Mitigating and managing project challenges 4 min read
Achieving the target of net zero remains at the forefront for the energy industry. As we increase investment in renewables and look for ways to improve efficiencies, new challenges emerge. Helpfully, there are a range of mitigation and management strategies that can be put in place to reduce risk and smooth the transition.
In this Insight we outline some of those practical steps, including ones specifically geared towards managing or avoiding potential disputes during the development stages of a project.
- The transition to renewable energy is creating new challenges for Australia's transmission network.
- While the industry works hard to meet those challenges, there is ongoing uncertainty for renewable generators seeking to connect, register and generate.
- Project sponsors and their financiers can manage and mitigate the impact of this uncertainty by early engagement, appropriate risk allocation and a proportionate response to any resultant disputes.
The renewables revolution is well and truly underway in Australia. Having already achieved our goal of 33,000 gigawatt hours of renewable energy almost a year ahead of its scheduled target date,1 the trend looks set to continue and accelerate.
The transmission network was not originally designed to accommodate this growing influx of intermittent power from renewable sources, but it is adapting and will continue to do so for the new generation mix. In the meantime, the resultant focus on system strength by the market operator has, in some cases, had a negative impact for renewables projects.
Increasingly, this impact is being seen in disputes between the parties involved – notably generators and contractors – which can have an impact on off-take and finance arrangements. In December 2020, the Clean Energy Council identified concerns related to the grid connection process and technical requirements as the number-one business challenge facing the renewable energy sector.2
Fortunately, there are a number of steps that industry participants can take to help mitigate and manage the challenge.
When preparing project documents, the impact of these issues can be considered at an early stage to account for:
- flexibility in the registration and commissioning process;
- the risk of possible output constraints or delay to commercial operations; and
- general uncertainty arising from network conditions.
The primary question when drafting key project documents (including EPC and operations & maintenance contracts) is: who should bear (or share) the risk? In this regard, particular attention should be paid to provisions concerning:
- regulatory impact;
- network constraints;
- registration and commissioning deliverables;
- extensions of time;
- revenue adjustment clauses; and
- limitations on liability.
Attention should also be paid to relevant definitions, including 'change in law', 'variation', 'good industry practice', 'force majeure' and 'dispatch instructions', as well as the dispute resolution process. These clauses should take into account the different ways in which governmental or regulatory conduct might affect the profitability of a project, including formal and informal policies and practices adopted by regulators. The COVID-19 pandemic has also highlighted other means by which events beyond the parties' control can lead to project impacts, increased expenses and consequent loss of revenue.

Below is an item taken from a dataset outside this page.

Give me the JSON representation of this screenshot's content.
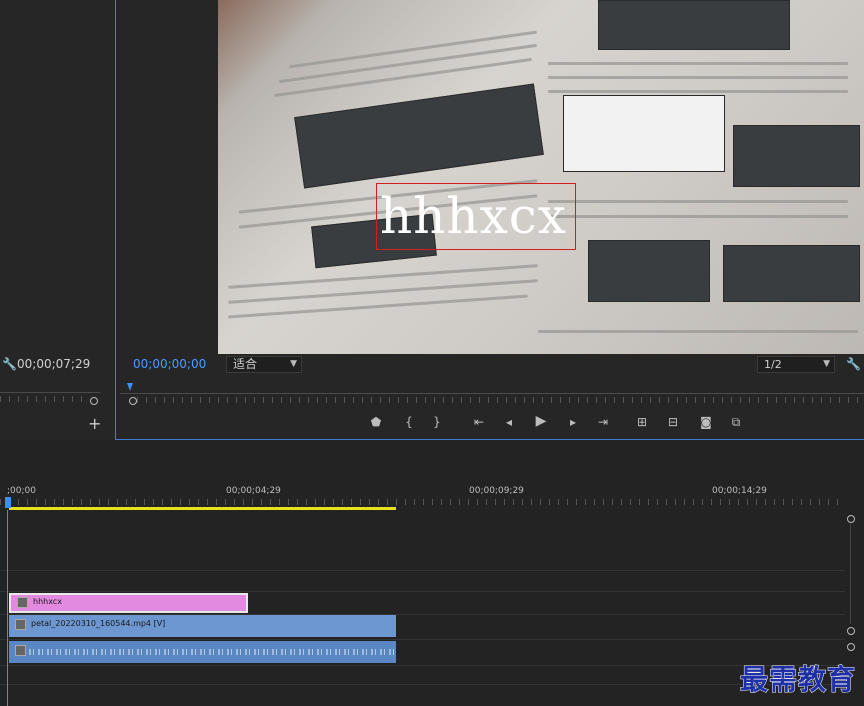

Frequent engagement with regulators, the market operator and the network service provider throughout the life of the project can assist to:
- keep all parties appraised of any change in circumstances at the earliest possible opportunity;
- accommodate those changes; and
- inform an approach to managing stakeholder interests and third party risks.
Furthermore, as we see enforcement actions increasingly being pursued by energy regulators with a renewed focus on system security, maintaining a level of engagement can reduce the risk of becoming the target of unexpected regulatory action.
Third party engagement
If network issues impact a project, early engagement between principals, contractors, off-takers and lenders can help avoid escalating cost, confrontation and possible delay.
Where practical solutions are not feasible and relationships begin to sour, proactive steps can be taken to manage disputes early, efficiently and to the satisfaction of stakeholders.
In particular, it can help to promptly:
- identify contractual notice and dispute resolution requirements, including those relating to timing;
- capture knowledge of the factual and technical challenges that have arisen on site, and how all parties to the dispute have responded to those challenges; and
- consider settlement options, any commercial drivers for counterparties and any hurdles to reaching a satisfactory resolution at an appropriate time.
Despite the challenges being faced across many renewables projects, proactive steps can be taken to place a project in the best possible position, no matter if, how or when these challenges arise.